(Records from a dataset)
▬▬▬▬▬▬▬▬▬▬

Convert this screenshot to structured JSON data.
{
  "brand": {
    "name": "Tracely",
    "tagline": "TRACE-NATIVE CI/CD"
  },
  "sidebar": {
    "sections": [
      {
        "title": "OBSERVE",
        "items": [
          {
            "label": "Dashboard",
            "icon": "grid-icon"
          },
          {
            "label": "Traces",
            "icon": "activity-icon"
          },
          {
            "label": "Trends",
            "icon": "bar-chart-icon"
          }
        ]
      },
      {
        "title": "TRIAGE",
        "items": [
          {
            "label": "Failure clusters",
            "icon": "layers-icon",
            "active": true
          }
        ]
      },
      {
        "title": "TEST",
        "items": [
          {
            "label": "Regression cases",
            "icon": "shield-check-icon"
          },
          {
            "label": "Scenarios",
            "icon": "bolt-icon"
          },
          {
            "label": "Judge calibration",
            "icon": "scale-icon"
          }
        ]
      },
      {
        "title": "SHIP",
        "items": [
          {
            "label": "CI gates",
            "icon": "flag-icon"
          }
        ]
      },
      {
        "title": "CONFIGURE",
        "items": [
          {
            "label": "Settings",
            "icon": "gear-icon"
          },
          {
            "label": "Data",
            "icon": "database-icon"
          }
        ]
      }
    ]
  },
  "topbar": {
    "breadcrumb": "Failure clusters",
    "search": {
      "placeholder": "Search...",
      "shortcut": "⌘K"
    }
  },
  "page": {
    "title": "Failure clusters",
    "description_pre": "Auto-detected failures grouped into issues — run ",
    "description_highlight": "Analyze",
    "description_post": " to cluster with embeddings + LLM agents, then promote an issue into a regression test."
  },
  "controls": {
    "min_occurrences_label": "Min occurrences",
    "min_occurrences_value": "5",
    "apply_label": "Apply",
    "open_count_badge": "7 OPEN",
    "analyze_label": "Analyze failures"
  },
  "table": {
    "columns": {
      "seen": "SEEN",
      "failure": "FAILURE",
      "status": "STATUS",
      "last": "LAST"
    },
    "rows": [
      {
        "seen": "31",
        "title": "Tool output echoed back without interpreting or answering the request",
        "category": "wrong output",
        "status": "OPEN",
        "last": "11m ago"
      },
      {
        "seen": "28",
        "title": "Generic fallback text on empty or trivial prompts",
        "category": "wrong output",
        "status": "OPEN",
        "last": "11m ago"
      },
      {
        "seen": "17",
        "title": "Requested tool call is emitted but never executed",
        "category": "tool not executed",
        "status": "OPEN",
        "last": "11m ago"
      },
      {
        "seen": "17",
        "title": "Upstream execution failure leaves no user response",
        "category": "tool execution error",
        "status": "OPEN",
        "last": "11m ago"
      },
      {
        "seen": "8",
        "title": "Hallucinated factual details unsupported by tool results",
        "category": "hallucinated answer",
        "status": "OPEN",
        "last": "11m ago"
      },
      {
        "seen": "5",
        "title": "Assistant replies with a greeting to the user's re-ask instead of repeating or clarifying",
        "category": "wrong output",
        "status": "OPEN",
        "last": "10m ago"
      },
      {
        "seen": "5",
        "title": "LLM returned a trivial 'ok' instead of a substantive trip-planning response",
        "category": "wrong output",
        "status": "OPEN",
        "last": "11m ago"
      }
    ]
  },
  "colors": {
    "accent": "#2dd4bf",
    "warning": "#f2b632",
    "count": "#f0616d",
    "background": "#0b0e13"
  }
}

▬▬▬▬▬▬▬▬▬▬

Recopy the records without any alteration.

Convert this screenshot to structured JSON data.
{
  "brand": {
    "name": "Tracely",
    "tagline": "TRACE-NATIVE CI/CD"
  },
  "sidebar": {
    "sections": [
      {
        "title": "OBSERVE",
        "items": [
          {
            "label": "Dashboard",
            "icon": "grid-icon"
          },
          {
            "label": "Traces",
            "icon": "activity-icon"
          },
          {
            "label": "Trends",
            "icon": "bar-chart-icon"
          }
        ]
      },
      {
        "title": "TRIAGE",
        "items": [
          {
            "label": "Failure clusters",
            "icon": "layers-icon",
            "active": true
          }
        ]
      },
      {
        "title": "TEST",
        "items": [
          {
            "label": "Regression cases",
            "icon": "shield-check-icon"
          },
          {
            "label": "Scenarios",
            "icon": "bolt-icon"
          },
          {
            "label": "Judge calibration",
            "icon": "scale-icon"
          }
        ]
      },
      {
        "title": "SHIP",
        "items": [
          {
            "label": "CI gates",
            "icon": "flag-icon"
          }
        ]
      },
      {
        "title": "CONFIGURE",
        "items": [
          {
            "label": "Settings",
            "icon": "gear-icon"
          },
          {
            "label": "Data",
            "icon": "database-icon"
          }
        ]
      }
    ]
  },
  "topbar": {
    "breadcrumb": "Failure clusters",
    "search": {
      "placeholder": "Search...",
      "shortcut": "⌘K"
    }
  },
  "page": {
    "title": "Failure clusters",
    "description_pre": "Auto-detected failures grouped into issues — run ",
    "description_highlight": "Analyze",
    "description_post": " to cluster with embeddings + LLM agents, then promote an issue into a regression test."
  },
  "controls": {
    "min_occurrences_label": "Min occurrences",
    "min_occurrences_value": "5",
    "apply_label": "Apply",
    "open_count_badge": "7 OPEN",
    "analyze_label": "Analyze failures"
  },
  "table": {
    "columns": {
      "seen": "SEEN",
      "failure": "FAILURE",
      "status": "STATUS",
      "last": "LAST"
    },
    "rows": [
      {
        "seen": "31",
        "title": "Tool output echoed back without interpreting or answering the request",
        "category": "wrong output",
        "status": "OPEN",
        "last": "11m ago"
      },
      {
        "seen": "28",
        "title": "Generic fallback text on empty or trivial prompts",
        "category": "wrong output",
        "status": "OPEN",
        "last": "11m ago"
      },
      {
        "seen": "17",
        "title": "Requested tool call is emitted but never executed",
        "category": "tool not executed",
        "status": "OPEN",
        "last": "11m ago"
      },
      {
        "seen": "17",
        "title": "Upstream execution failure leaves no user response",
        "category": "tool execution error",
        "status": "OPEN",
        "last": "11m ago"
      },
      {
        "seen": "8",
        "title": "Hallucinated factual details unsupported by tool results",
        "category": "hallucinated answer",
        "status": "OPEN",
        "last": "11m ago"
      },
      {
        "seen": "5",
        "title": "Assistant replies with a greeting to the user's re-ask instead of repeating or clarifying",
        "category": "wrong output",
        "status": "OPEN",
        "last": "10m ago"
      },
      {
        "seen": "5",
        "title": "LLM returned a trivial 'ok' instead of a substantive trip-planning response",
        "category": "wrong output",
        "status": "OPEN",
        "last": "11m ago"
      }
    ]
  },
  "colors": {
    "accent": "#2dd4bf",
    "warning": "#f2b632",
    "count": "#f0616d",
    "background": "#0b0e13"
  }
}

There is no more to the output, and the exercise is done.